After flirting with the Browns and Philadelphia Eagles two weeks ago, Chip Kelly returned to the University of Oregon and then ultimately shocked the world Wednesday by accepting the Eagles’ head-coaching job.
The Eagles announced their stunning hire after ESPN’s Chris Mortensen first reported the news early Wednesday afternoon. Kelly becomes the Eagles’ 21st head coach and replaces Andy Reid, who is now at the helm of the Kansas City Chiefs.
The Browns hired Rob Chudzinski as their new head coach on Jan. 10 and are now looking for a personnel executive to pair with him.
But before the Browns called Chudzinski on Jan. 8 and interviewed him the next day, they went through a dramatic, roller-coaster ride of a process while pursuing Kelly as their top target out of the gate.
Browns owner Jimmy Haslam and CEO Joe Banner fired coach Pat Shurmur on Dec. 31, and in the following days, camped out in Arizona so they could interview Kelly after Oregon defeated Kansas State 35-17 in the Fiesta Bowl Jan. 3 at the University of Phoenix Stadium. Haslam and Banner, the former president of the Eagles, interviewed Kelly for about seven hours on Jan. 4 and came close to reaching an agreement with him to fill their head-coaching vacancy, NFL Network’s Ian Rapoport reported.
But by the end of the interview, Kelly reportedly told the Browns he still wanted to keep his previously scheduled meetings with the Eagles and Buffalo Bills, who were never considered a legitimate threat to win the Kelly sweepstakes and hired ex-Syracuse University coach Doug Marrone on Jan. 6. Haslam and Banner reportedly did not object to Kelly’s request.
The Browns were supposed to meet with Kelly a second time after he interviewed with the Eagles on Jan. 5, and ESPN and NFL Network both reported that afternoon that Cleveland was still the favorite to secure Kelly. However, the mood changed in the evening when Eagles owner Jeffrey Lurie, a childhood friend of Banner, and his lieutenants engaged in a lunch meeting with Kelly that reportedly stretched into a nine-hour marathon session.
The interview didn’t end until about midnight and kept the Browns waiting. Brian Startare of SportsRadio 94 WIP Philadelphia reported the Eagles were close to a five-year deal with Kelly.
Lawyers were scheduled to attend the Browns’ second meeting with Kelly, a sign Haslam and Banner intended to work out a contract to make the spread-offense mastermind the franchise’s 14th full-time head coach and sixth since 1999.

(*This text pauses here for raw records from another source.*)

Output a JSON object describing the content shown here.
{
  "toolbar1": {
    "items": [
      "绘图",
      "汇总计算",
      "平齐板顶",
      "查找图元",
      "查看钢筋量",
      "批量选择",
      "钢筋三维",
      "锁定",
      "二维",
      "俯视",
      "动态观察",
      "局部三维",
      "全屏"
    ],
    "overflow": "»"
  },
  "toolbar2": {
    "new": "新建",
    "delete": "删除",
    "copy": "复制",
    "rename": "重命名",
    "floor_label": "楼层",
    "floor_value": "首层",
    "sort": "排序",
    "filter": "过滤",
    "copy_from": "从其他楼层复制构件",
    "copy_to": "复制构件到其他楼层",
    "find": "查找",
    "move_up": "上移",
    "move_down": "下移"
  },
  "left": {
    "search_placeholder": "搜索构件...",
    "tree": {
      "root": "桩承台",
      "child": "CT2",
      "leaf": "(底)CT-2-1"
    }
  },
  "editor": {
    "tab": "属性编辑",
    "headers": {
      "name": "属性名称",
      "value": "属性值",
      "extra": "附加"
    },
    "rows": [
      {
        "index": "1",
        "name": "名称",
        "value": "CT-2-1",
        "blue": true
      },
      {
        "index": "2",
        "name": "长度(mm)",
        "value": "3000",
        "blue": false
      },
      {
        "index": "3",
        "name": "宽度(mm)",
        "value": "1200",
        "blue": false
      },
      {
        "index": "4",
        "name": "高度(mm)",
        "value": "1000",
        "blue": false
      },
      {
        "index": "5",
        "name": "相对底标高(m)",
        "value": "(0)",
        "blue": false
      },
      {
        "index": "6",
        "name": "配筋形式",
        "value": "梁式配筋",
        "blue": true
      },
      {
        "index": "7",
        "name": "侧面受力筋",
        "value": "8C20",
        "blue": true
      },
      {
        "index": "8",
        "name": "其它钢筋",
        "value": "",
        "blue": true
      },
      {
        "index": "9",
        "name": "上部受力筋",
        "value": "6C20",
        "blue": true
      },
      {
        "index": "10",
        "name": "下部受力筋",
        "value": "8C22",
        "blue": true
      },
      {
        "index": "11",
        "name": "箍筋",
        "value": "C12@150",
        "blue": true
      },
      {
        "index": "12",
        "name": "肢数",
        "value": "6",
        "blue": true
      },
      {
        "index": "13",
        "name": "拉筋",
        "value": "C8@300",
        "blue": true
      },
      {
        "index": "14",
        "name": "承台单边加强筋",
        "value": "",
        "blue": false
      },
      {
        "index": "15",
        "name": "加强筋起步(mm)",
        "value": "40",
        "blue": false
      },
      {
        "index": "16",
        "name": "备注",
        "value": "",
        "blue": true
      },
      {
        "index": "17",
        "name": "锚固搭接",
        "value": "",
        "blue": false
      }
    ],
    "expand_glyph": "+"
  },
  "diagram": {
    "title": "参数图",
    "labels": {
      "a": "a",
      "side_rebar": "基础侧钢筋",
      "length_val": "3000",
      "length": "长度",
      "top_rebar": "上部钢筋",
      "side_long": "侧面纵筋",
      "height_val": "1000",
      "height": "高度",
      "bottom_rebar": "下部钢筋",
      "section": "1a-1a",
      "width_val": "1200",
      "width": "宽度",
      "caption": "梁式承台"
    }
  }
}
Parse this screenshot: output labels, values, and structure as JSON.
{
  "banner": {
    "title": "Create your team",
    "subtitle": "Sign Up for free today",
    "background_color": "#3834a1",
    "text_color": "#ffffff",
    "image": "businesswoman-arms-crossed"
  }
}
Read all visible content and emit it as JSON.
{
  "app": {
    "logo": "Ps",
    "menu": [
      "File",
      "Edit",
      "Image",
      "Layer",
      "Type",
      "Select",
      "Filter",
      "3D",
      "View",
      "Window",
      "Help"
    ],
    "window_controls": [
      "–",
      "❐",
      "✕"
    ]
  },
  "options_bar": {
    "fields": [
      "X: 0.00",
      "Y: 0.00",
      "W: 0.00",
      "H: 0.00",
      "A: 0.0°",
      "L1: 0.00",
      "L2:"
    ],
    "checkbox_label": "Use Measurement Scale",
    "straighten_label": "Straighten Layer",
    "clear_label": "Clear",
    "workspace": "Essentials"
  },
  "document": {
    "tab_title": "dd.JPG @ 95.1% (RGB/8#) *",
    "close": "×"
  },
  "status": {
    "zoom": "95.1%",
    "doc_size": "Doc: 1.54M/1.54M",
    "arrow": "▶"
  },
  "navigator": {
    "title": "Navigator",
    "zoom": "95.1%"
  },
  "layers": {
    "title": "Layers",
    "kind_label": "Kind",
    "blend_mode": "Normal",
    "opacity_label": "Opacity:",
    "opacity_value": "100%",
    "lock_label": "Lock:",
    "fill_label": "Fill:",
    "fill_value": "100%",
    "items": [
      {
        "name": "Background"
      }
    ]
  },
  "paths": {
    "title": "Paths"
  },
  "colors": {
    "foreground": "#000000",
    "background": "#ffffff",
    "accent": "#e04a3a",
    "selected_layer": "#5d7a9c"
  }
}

The Browns, however, dropped out of the Kelly sweepstakes on Jan. 6 and flew back to Cleveland to restart their coaching search, a league source told the Beacon Journal. The source spoke on condition of anonymity because the Browns did not comment on candidates or interviews during their search.
The night of Jan. 6, Kelly decided to return to Oregon, and everything appeared to be settled. But 10 days later, Kelly wound up joining the Eagles after all. Many wonder whether potential NCAA sanctions against Oregon, which has been implicated in a recruiting scandal, played a role in his final decision.
A news release published Wednesday on the Eagles’ website read: “The conversations continued until Kelly decided he wanted to remain at the University of Oregon. Still, Kelly continued to evaluate the opportunity to work for the Eagles in the NFL.”
The Browns, through their vice president of media relations, Neal Gulkis, declined to comment on Kelly’s choice to join the Eagles.
A person familiar with the Browns’ coaching search told the Associated Press that Kelly was indecisive about leaving Oregon, and the Browns chose to move on to other candidates on Jan. 6 after questioning whether he “was committed to coming to the NFL.” Kelly backed away from a chance to coach the Tampa Bay Buccaneers last year.
But Kelly’s move to the Eagles will fuel the perception that he left the Browns at the altar in Arizona, they realized it and decided to flee. It’s also reminiscent of March 2012, when the Browns were viewed as the front-runners but still lost a bidding war while attempting to trade with the St. Louis Rams for the right to draft Washington Redskins quarterback Robert Griffin III.
If Chudzinski succeeds, none of it will matter to Cleveland sports fans. But if the Browns continue to struggle and Kelly flourishes, he’ll be viewed as another one who got away.
Nate Ulrich can be reached at firstname.lastname@example.org. Read the Browns blog at http://www.ohio.com/browns. Follow him on Twitter at www.twitter.com/NateUlrichABJ and on Facebook www.facebook.com.browns.abj.